# [Activity]
When the word "http" appears in a line of the data below, list that line.

# [Given information]
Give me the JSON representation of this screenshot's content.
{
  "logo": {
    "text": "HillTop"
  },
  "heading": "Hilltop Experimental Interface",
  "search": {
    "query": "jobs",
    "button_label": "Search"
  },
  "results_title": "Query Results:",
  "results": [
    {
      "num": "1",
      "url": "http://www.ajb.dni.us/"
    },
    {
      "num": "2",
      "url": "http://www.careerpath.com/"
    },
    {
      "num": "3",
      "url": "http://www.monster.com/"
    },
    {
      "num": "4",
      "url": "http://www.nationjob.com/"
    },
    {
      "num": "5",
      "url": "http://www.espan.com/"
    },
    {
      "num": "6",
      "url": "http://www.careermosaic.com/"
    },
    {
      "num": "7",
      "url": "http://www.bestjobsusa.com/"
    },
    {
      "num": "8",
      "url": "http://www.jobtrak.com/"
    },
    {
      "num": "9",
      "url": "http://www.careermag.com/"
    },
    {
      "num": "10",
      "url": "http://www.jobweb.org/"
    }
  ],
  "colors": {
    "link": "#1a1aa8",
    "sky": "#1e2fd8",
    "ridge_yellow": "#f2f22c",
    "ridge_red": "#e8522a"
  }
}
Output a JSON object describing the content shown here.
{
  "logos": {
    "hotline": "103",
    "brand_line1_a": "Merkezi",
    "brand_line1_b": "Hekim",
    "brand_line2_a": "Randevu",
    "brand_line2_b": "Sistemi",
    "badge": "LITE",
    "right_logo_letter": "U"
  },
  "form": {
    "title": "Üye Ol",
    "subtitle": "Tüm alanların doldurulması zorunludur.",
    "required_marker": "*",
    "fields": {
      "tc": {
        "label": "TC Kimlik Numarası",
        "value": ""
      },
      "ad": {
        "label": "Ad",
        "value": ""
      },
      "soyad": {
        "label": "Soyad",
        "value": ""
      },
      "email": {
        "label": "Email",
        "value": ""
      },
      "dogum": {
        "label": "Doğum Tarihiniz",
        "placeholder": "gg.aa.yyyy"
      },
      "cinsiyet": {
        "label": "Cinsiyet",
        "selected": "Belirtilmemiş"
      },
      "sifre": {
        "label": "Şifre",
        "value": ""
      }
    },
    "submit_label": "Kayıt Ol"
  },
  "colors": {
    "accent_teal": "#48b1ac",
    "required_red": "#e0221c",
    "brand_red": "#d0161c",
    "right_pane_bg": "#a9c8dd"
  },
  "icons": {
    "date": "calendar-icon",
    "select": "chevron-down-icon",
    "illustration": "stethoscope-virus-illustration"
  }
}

# [Written response]
      "url": "http://www.ajb.dni.us/"
      "url": "http://www.careerpath.com/"
      "url": "http://www.monster.com/"
      "url": "http://www.nationjob.com/"
      "url": "http://www.espan.com/"
      "url": "http://www.careermosaic.com/"
      "url": "http://www.bestjobsusa.com/"
      "url": "http://www.jobtrak.com/"
      "url": "http://www.careermag.com/"
      "url": "http://www.jobweb.org/"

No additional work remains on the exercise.